The long spat between Echostar and conditional access specialists NDS resulted in a Court decision against NDS of a trifling $45, and nowhere near the $95m that Echostar was seeking. However, NDS will face an injunction that prohibits ýNDS from engaging in illegal conduct as found by the jury. We reported on the case's verdict back in May. Now the full Court ruling is to hand.
The Court found that in the 1996-7 period both Echostar and rival DirecTV were suffering piracy of their smart card systems "including substantial piracy of the DirecTV system provided by NDS" stated Court documents

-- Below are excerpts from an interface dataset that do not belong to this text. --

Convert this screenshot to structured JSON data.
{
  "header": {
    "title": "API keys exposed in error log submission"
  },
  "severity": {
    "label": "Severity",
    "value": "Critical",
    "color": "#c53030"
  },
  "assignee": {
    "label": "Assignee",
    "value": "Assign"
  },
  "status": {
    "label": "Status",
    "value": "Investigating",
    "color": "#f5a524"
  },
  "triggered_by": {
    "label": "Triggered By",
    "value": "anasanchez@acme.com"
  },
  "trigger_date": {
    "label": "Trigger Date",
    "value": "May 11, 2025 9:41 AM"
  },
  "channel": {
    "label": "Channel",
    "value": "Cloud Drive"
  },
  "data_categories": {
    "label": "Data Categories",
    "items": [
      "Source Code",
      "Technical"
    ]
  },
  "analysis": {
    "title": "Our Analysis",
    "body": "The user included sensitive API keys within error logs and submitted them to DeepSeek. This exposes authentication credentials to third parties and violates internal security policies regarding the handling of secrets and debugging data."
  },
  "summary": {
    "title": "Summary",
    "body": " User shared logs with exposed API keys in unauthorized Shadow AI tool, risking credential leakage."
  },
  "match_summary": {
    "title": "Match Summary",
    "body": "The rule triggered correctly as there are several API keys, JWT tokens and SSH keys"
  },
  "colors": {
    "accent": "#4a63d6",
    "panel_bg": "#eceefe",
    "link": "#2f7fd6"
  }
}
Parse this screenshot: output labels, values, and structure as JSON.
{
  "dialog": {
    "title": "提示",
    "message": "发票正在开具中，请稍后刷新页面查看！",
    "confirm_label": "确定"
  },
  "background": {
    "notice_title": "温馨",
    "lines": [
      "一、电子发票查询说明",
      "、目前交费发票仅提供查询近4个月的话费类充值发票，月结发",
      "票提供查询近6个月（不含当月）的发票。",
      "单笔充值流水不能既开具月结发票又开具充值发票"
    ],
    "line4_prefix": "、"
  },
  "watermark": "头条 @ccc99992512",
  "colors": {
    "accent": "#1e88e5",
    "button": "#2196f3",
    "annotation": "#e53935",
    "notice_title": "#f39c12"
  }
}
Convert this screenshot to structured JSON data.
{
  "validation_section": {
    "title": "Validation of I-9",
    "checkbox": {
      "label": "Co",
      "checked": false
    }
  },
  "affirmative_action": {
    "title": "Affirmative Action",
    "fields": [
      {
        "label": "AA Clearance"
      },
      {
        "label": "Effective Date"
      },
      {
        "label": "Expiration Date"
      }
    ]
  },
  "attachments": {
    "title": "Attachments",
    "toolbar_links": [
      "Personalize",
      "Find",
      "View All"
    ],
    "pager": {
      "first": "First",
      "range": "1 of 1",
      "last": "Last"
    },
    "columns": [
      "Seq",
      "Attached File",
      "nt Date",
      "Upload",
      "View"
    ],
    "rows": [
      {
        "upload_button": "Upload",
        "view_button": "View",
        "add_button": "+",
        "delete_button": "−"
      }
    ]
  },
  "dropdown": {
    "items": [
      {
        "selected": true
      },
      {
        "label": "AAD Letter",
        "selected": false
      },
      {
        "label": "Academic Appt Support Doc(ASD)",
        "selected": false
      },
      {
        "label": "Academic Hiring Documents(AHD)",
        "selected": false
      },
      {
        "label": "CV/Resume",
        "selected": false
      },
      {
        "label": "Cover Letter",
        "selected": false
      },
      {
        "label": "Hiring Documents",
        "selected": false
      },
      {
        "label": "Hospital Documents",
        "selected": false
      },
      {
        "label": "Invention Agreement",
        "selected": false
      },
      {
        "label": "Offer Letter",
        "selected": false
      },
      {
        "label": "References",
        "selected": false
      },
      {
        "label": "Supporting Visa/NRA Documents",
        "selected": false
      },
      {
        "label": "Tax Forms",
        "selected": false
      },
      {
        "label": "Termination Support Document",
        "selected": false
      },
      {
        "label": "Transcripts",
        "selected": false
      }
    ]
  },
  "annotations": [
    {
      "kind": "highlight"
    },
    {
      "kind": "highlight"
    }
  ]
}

Echostar decided on a complete card swap-out of their Nagra Kudelski-supplied smart cards in 2005, which cost the broadcaster $94.6m. Echostar (and Kudelski) filed suit against NDS, seeking to hold NDS responsible for the cost of card swap-out and alleging that certain web-postings by NDS contacts necessitated that swap-out. NDS filed a counterclaim.
Earlier this year a jury found that NDS:
a. NDS did not violate the Digital Millennium Copyright Act
b. NDS did violate the Communications Act;
c. NDS did violate the California Penal Code ▀▀ 593d(a) and 593e(b);
d. NDS did not violate the Racketeer Influenced & Corrupt Organisations Act (RICO) and
e. EchoStar did not violate the California Uniform Trade Secrets Act
District Judge David Carter awarded actual damages of just $45.69 against NDS, and the minimum statutory damages of $1000 under the Communications Act verdict, and a further $500 on the Penal Code verdict.
More importantly for the overall credibility of NDS the jury did not find that NDS had acted with ýoppression, fraud or malice and did not engage in a conspiracy.
Echostar further claimed that NDS had acted unfairly and used unlawful business practices, and it is this element that has now been determined by the Court with an injunction. EchostarÝs claim of $94.63m (the cost of the card swap) was "defective on a number of grounds" said the judge's finding.